Adam Clarke's Commentary on the Bible

Verse 35 (John 10:35)

Unto whom the word of God came - Bishop Pearce thinks that "the word λογος , here, is put for λογος κρισεως , the word or matter of judgment, as in 2 Chronicles 19:6 , where Jehoshaphat, setting up judges in the land of Judah, says: Take heed what ye do: judge not for men, but for the Lord, who is with you in judgment - λογοι της κρισεως , in the words or matters of judgment, - Sept., which is nearly according to the Hebrew to משפט בדבר bedebar mishpat , in the word or matter of judgment. In Deuteronomy 1:17 , when a charge is given to the judges that they should not be afraid of the face of man, this reason is given: for the judgment is God's. Hence it appears probable that λογος is here used for λογος κρισεως : and it is called λογος Θεου , because it is the judgment that properly belongs to God, and which they who give it on earth give only as acting in the stead of God. A way of speaking very like to this is found in Hebrews 4:13 , where the writer says, προς ὁν ἡμιν ὁ λογος , with whom we have to do, i.e. by whom we are to be judged." But the words λογος Θεου may be here understood for the order, commission, or command of God; and so it properly signifies, Luke 3:2 ; and in this sense it is found often employed in the Old Testament. When it is there said that the word of the Lord came, etc., it means, God gave an order, commission, etc., to such a person, to declare or do such and such things.

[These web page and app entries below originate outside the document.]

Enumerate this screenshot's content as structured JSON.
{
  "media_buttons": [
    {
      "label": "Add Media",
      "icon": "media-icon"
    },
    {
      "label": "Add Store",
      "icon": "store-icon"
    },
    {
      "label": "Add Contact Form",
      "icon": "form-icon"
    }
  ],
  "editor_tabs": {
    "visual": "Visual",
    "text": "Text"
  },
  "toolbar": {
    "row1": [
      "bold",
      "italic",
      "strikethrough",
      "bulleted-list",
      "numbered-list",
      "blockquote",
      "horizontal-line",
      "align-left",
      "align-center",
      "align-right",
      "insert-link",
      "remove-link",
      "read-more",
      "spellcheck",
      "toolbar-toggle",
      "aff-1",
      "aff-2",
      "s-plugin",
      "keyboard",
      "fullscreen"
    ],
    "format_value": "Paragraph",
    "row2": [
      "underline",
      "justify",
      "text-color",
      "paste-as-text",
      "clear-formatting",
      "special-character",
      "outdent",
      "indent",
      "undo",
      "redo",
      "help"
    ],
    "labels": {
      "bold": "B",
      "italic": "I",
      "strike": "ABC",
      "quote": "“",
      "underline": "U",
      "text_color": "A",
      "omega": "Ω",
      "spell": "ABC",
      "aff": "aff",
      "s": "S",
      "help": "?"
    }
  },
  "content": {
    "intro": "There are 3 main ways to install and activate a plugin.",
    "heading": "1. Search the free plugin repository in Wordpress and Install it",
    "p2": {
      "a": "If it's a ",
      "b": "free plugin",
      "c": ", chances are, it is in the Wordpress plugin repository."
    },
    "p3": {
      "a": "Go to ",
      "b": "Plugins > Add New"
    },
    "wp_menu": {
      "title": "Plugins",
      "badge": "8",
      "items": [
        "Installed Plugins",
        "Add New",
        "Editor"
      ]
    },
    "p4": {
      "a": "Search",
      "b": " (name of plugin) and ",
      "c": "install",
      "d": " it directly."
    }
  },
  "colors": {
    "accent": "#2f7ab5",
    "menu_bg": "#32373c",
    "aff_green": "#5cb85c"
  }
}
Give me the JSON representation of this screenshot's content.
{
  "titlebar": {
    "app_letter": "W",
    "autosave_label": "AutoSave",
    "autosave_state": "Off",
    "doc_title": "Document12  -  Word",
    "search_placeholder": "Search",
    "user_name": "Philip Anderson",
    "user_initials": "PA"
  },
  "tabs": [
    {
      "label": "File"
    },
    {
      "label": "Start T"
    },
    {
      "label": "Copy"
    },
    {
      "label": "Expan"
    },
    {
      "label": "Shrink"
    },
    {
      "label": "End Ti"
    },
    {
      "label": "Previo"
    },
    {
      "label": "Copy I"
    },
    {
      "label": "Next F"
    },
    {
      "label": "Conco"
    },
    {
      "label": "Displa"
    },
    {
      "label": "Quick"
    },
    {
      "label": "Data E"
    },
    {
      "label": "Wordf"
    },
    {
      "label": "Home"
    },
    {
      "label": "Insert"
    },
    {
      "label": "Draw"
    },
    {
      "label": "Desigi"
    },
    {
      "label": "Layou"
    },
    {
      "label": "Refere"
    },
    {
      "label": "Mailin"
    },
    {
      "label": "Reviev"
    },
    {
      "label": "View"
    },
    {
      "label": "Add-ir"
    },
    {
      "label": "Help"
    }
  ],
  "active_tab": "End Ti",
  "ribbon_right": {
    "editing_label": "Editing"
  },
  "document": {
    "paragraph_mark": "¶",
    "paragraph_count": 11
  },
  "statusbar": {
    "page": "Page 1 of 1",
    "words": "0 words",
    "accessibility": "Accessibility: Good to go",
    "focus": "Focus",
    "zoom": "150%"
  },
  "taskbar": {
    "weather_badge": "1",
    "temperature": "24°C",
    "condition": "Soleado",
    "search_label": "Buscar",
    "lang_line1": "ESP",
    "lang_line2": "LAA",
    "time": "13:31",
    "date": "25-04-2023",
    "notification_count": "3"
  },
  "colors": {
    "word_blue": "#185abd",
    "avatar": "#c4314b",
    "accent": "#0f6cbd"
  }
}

And the scripture cannot be broken - Λυθηναι , dissolved, rendered of none effect, i.e. it cannot be gainsayed or set aside; every man must believe this, because it is the declaration of God. If those were termed gods who were only earthly magistrates, fallible mortals, and had no particular influence of the Divine Spirit; and that they are termed gods is evident from that scripture which cannot be gainsayed; what greater reason then have I to say, I am the Son of God, and one with God, when, as Messiah, I have been consecrated, sent into the world, to instruct and save men; and when, as God, I have wrought miracles which could be performed by no power less than that of omnipotence?

- Adam Clarke's Commentary on the Bible